Still another issue is that fingerprint matching accuracy is dependent upon the competence of individual examiners. In 1995, the Collaborative Testing Service administered an examiners’ proficiency test that was pre-approved by the International Association for Identification (IAI). The results were less than good. Four suspect exemplar cards with prints of all ten fingers were provided to test takers along with seven latents. Of 156 examiners taking the test, only 68 (44%) correctly classified all seven latents. In total, the test results contained 48 incorrect identifications.
In 2007, a Baltimore County (MD) judge ruled that fingerprints were not reliable enough to be used as evidence against a defendant facing a possible death sentence.
Now, even having said all this, the bottom line is – finger prints are “pretty good” (even though there is NO data from which to compute a probability of occurrence). But are they infallible? No.
I also strongly encourage you to read the companion post by Martin Yant titled: “How to reduce fingerprint errors.”
It’s difficult to do this topic justice in a blog post, so here is some reference material for you:
1) SWIRLS AND WHORLS: LITIGATING POST-CONVICTION CLAIMS OF FINGERPRINT MISIDENTIFICATION AFTER THE NAS REPORT, Prof. Jackie McMurtrie, University of Washington School of Law.
2) MORE THAN ZERO: ACCOUNTING FOR ERROR IN LATENT FINGERPRINT IDENTIFICATION, Prof. Simon Cole, University of California at Irvine.
3) THE ACHILLES’ HEEL OF FINGERPRINTS, Jennifer Mnookin, The Washington Post.
4) MOTION TO EXCLUDE EXPERT TESTIMONY ON FRICTION RIDGE ANALYSIS, OR, IN THE ALTERNATIVE, TO CURTAIL SUCH TESTIMONY UNDER DAUBERT V. MERRELL DOW PHARMACEUTICALS, The Innocence Project of New Orleans. [Editor’s Note: If interested, the IPNO also has Daubert motion templates for “firearms identification” and “microscopic hair comparison”.] This is very well done, but we’ll have to see how it does in court.
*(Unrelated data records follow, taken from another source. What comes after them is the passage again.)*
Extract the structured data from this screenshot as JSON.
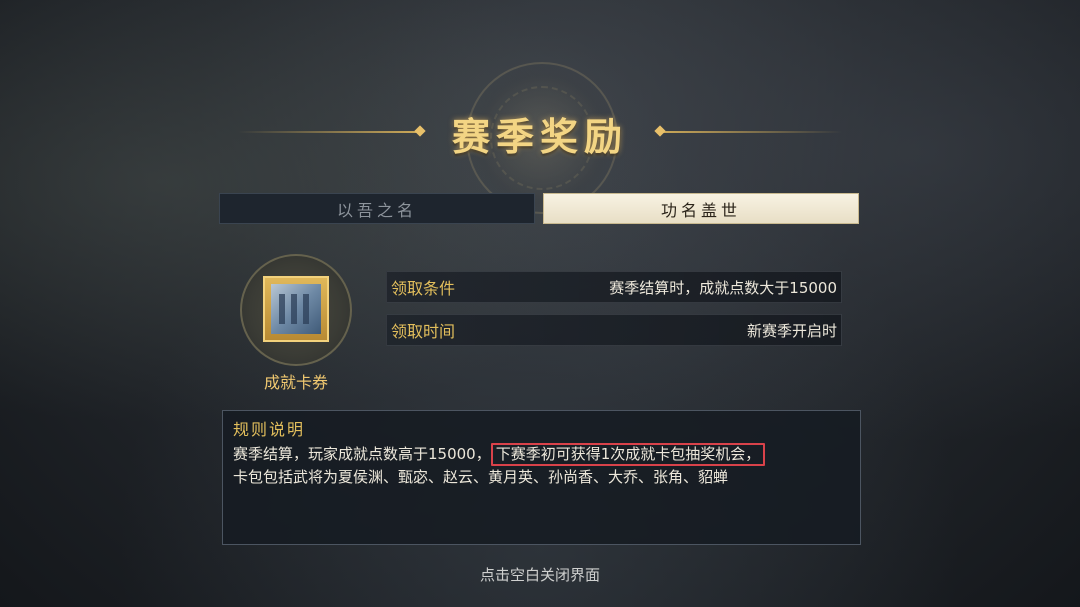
{
  "title": "赛季奖励",
  "tabs": [
    {
      "label": "以吾之名",
      "active": false
    },
    {
      "label": "功名盖世",
      "active": true
    }
  ],
  "reward": {
    "name": "成就卡券",
    "icon": "card-pack-icon"
  },
  "info": [
    {
      "label": "领取条件",
      "value": "赛季结算时，成就点数大于15000"
    },
    {
      "label": "领取时间",
      "value": "新赛季开启时"
    }
  ],
  "rules": {
    "title": "规则说明",
    "line1_pre": "赛季结算，玩家成就点数高于15000，",
    "line1_highlight": "下赛季初可获得1次成就卡包抽奖机会，",
    "line2": "卡包包括武将为夏侯渊、甄宓、赵云、黄月英、孙尚香、大乔、张角、貂蝉"
  },
  "close_hint": "点击空白关闭界面",
  "colors": {
    "gold": "#e3bf5c",
    "highlight_border": "#d9424a",
    "tab_active_bg": "#f5eedb",
    "tab_inactive_bg": "#1e252e"
  }
}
5) And if you’re really, really into this, here’s the FBI Guide on fingerprint processing.